= Task inputs =
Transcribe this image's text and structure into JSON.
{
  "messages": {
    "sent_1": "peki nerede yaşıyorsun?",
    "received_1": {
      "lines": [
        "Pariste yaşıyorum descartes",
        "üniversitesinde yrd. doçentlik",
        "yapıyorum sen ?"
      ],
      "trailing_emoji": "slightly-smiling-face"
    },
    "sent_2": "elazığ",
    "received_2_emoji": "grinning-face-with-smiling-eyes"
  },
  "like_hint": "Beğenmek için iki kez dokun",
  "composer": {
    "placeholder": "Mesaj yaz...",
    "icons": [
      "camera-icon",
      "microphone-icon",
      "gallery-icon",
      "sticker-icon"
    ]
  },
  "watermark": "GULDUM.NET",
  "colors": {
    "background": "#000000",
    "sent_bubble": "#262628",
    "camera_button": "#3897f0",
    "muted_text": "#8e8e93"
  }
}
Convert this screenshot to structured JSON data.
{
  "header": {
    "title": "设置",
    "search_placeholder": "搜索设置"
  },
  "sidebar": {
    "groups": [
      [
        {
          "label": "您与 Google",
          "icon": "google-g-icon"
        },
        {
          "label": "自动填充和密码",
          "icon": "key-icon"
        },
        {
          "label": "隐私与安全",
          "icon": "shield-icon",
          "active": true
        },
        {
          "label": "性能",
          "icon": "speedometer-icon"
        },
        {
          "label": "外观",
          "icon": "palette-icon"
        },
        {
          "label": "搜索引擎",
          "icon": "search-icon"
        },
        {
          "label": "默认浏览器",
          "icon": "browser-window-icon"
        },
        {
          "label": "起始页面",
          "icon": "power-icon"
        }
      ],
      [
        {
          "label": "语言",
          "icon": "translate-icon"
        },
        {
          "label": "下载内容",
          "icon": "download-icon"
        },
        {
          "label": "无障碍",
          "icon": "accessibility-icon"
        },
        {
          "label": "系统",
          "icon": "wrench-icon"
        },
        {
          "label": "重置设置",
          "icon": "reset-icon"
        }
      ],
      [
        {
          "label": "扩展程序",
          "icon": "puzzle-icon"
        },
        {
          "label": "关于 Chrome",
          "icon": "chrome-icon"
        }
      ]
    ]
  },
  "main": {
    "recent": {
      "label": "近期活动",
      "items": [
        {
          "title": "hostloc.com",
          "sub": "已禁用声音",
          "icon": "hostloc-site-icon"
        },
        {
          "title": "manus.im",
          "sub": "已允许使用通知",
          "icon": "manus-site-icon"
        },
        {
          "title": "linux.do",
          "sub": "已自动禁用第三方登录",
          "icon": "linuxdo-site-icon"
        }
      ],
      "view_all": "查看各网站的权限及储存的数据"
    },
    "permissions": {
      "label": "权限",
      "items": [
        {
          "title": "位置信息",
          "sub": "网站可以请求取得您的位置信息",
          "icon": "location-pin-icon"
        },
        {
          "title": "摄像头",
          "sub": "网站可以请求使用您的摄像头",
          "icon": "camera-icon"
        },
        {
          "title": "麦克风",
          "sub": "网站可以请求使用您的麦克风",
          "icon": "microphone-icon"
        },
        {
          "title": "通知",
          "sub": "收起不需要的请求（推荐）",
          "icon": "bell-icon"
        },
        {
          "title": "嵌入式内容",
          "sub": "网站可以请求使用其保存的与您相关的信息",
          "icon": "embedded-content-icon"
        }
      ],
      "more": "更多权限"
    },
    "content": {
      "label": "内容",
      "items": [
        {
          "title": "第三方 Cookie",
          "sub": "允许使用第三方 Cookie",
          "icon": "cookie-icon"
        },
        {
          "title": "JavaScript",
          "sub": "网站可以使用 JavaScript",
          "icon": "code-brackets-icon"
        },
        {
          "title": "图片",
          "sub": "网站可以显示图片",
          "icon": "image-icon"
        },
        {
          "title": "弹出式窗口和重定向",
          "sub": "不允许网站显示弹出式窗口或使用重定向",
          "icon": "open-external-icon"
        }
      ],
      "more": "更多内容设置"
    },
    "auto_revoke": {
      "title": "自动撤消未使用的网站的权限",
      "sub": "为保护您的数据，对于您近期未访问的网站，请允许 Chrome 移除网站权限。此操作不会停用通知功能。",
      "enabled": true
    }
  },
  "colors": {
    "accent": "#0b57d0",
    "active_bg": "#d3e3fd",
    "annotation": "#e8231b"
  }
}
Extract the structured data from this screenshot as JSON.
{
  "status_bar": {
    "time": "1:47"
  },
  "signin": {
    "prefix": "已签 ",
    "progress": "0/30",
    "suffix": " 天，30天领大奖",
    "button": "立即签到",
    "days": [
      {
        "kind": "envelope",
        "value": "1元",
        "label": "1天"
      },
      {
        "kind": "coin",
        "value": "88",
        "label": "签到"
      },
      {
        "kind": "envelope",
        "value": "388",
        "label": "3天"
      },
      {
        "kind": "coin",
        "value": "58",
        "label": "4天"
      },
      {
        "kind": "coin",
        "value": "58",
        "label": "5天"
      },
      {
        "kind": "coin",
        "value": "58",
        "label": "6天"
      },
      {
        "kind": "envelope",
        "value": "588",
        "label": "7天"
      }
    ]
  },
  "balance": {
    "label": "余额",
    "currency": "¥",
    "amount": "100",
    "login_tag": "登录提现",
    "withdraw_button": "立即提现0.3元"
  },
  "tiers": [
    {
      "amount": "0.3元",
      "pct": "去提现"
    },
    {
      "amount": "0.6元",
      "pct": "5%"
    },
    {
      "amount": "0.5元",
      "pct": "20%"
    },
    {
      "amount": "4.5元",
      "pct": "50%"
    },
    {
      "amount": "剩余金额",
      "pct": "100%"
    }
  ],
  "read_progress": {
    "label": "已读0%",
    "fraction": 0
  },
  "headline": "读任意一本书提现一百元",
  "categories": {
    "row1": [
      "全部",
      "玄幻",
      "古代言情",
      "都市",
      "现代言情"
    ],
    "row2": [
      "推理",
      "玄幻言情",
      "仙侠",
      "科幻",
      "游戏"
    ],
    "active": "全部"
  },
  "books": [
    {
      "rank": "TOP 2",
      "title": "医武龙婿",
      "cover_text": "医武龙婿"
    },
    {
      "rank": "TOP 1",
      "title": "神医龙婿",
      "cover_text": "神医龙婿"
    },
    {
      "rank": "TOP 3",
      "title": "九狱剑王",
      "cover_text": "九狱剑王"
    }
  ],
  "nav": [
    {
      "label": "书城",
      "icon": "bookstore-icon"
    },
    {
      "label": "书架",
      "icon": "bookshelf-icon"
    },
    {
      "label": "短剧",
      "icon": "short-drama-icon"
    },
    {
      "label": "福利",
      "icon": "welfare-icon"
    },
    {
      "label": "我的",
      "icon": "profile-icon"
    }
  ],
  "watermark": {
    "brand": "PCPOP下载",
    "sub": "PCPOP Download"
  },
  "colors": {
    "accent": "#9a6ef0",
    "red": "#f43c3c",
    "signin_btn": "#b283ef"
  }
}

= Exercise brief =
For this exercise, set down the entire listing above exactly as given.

= The answer =
Transcribe this image's text and structure into JSON.
{
  "messages": {
    "sent_1": "peki nerede yaşıyorsun?",
    "received_1": {
      "lines": [
        "Pariste yaşıyorum descartes",
        "üniversitesinde yrd. doçentlik",
        "yapıyorum sen ?"
      ],
      "trailing_emoji": "slightly-smiling-face"
    },
    "sent_2": "elazığ",
    "received_2_emoji": "grinning-face-with-smiling-eyes"
  },
  "like_hint": "Beğenmek için iki kez dokun",
  "composer": {
    "placeholder": "Mesaj yaz...",
    "icons": [
      "camera-icon",
      "microphone-icon",
      "gallery-icon",
      "sticker-icon"
    ]
  },
  "watermark": "GULDUM.NET",
  "colors": {
    "background": "#000000",
    "sent_bubble": "#262628",
    "camera_button": "#3897f0",
    "muted_text": "#8e8e93"
  }
}
Convert this screenshot to structured JSON data.
{
  "header": {
    "title": "设置",
    "search_placeholder": "搜索设置"
  },
  "sidebar": {
    "groups": [
      [
        {
          "label": "您与 Google",
          "icon": "google-g-icon"
        },
        {
          "label": "自动填充和密码",
          "icon": "key-icon"
        },
        {
          "label": "隐私与安全",
          "icon": "shield-icon",
          "active": true
        },
        {
          "label": "性能",
          "icon": "speedometer-icon"
        },
        {
          "label": "外观",
          "icon": "palette-icon"
        },
        {
          "label": "搜索引擎",
          "icon": "search-icon"
        },
        {
          "label": "默认浏览器",
          "icon": "browser-window-icon"
        },
        {
          "label": "起始页面",
          "icon": "power-icon"
        }
      ],
      [
        {
          "label": "语言",
          "icon": "translate-icon"
        },
        {
          "label": "下载内容",
          "icon": "download-icon"
        },
        {
          "label": "无障碍",
          "icon": "accessibility-icon"
        },
        {
          "label": "系统",
          "icon": "wrench-icon"
        },
        {
          "label": "重置设置",
          "icon": "reset-icon"
        }
      ],
      [
        {
          "label": "扩展程序",
          "icon": "puzzle-icon"
        },
        {
          "label": "关于 Chrome",
          "icon": "chrome-icon"
        }
      ]
    ]
  },
  "main": {
    "recent": {
      "label": "近期活动",
      "items": [
        {
          "title": "hostloc.com",
          "sub": "已禁用声音",
          "icon": "hostloc-site-icon"
        },
        {
          "title": "manus.im",
          "sub": "已允许使用通知",
          "icon": "manus-site-icon"
        },
        {
          "title": "linux.do",
          "sub": "已自动禁用第三方登录",
          "icon": "linuxdo-site-icon"
        }
      ],
      "view_all": "查看各网站的权限及储存的数据"
    },
    "permissions": {
      "label": "权限",
      "items": [
        {
          "title": "位置信息",
          "sub": "网站可以请求取得您的位置信息",
          "icon": "location-pin-icon"
        },
        {
          "title": "摄像头",
          "sub": "网站可以请求使用您的摄像头",
          "icon": "camera-icon"
        },
        {
          "title": "麦克风",
          "sub": "网站可以请求使用您的麦克风",
          "icon": "microphone-icon"
        },
        {
          "title": "通知",
          "sub": "收起不需要的请求（推荐）",
          "icon": "bell-icon"
        },
        {
          "title": "嵌入式内容",
          "sub": "网站可以请求使用其保存的与您相关的信息",
          "icon": "embedded-content-icon"
        }
      ],
      "more": "更多权限"
    },
    "content": {
      "label": "内容",
      "items": [
        {
          "title": "第三方 Cookie",
          "sub": "允许使用第三方 Cookie",
          "icon": "cookie-icon"
        },
        {
          "title": "JavaScript",
          "sub": "网站可以使用 JavaScript",
          "icon": "code-brackets-icon"
        },
        {
          "title": "图片",
          "sub": "网站可以显示图片",
          "icon": "image-icon"
        },
        {
          "title": "弹出式窗口和重定向",
          "sub": "不允许网站显示弹出式窗口或使用重定向",
          "icon": "open-external-icon"
        }
      ],
      "more": "更多内容设置"
    },
    "auto_revoke": {
      "title": "自动撤消未使用的网站的权限",
      "sub": "为保护您的数据，对于您近期未访问的网站，请允许 Chrome 移除网站权限。此操作不会停用通知功能。",
      "enabled": true
    }
  },
  "colors": {
    "accent": "#0b57d0",
    "active_bg": "#d3e3fd",
    "annotation": "#e8231b"
  }
}
Extract the structured data from this screenshot as JSON.
{
  "status_bar": {
    "time": "1:47"
  },
  "signin": {
    "prefix": "已签 ",
    "progress": "0/30",
    "suffix": " 天，30天领大奖",
    "button": "立即签到",
    "days": [
      {
        "kind": "envelope",
        "value": "1元",
        "label": "1天"
      },
      {
        "kind": "coin",
        "value": "88",
        "label": "签到"
      },
      {
        "kind": "envelope",
        "value": "388",
        "label": "3天"
      },
      {
        "kind": "coin",
        "value": "58",
        "label": "4天"
      },
      {
        "kind": "coin",
        "value": "58",
        "label": "5天"
      },
      {
        "kind": "coin",
        "value": "58",
        "label": "6天"
      },
      {
        "kind": "envelope",
        "value": "588",
        "label": "7天"
      }
    ]
  },
  "balance": {
    "label": "余额",
    "currency": "¥",
    "amount": "100",
    "login_tag": "登录提现",
    "withdraw_button": "立即提现0.3元"
  },
  "tiers": [
    {
      "amount": "0.3元",
      "pct": "去提现"
    },
    {
      "amount": "0.6元",
      "pct": "5%"
    },
    {
      "amount": "0.5元",
      "pct": "20%"
    },
    {
      "amount": "4.5元",
      "pct": "50%"
    },
    {
      "amount": "剩余金额",
      "pct": "100%"
    }
  ],
  "read_progress": {
    "label": "已读0%",
    "fraction": 0
  },
  "headline": "读任意一本书提现一百元",
  "categories": {
    "row1": [
      "全部",
      "玄幻",
      "古代言情",
      "都市",
      "现代言情"
    ],
    "row2": [
      "推理",
      "玄幻言情",
      "仙侠",
      "科幻",
      "游戏"
    ],
    "active": "全部"
  },
  "books": [
    {
      "rank": "TOP 2",
      "title": "医武龙婿",
      "cover_text": "医武龙婿"
    },
    {
      "rank": "TOP 1",
      "title": "神医龙婿",
      "cover_text": "神医龙婿"
    },
    {
      "rank": "TOP 3",
      "title": "九狱剑王",
      "cover_text": "九狱剑王"
    }
  ],
  "nav": [
    {
      "label": "书城",
      "icon": "bookstore-icon"
    },
    {
      "label": "书架",
      "icon": "bookshelf-icon"
    },
    {
      "label": "短剧",
      "icon": "short-drama-icon"
    },
    {
      "label": "福利",
      "icon": "welfare-icon"
    },
    {
      "label": "我的",
      "icon": "profile-icon"
    }
  ],
  "watermark": {
    "brand": "PCPOP下载",
    "sub": "PCPOP Download"
  },
  "colors": {
    "accent": "#9a6ef0",
    "red": "#f43c3c",
    "signin_btn": "#b283ef"
  }
}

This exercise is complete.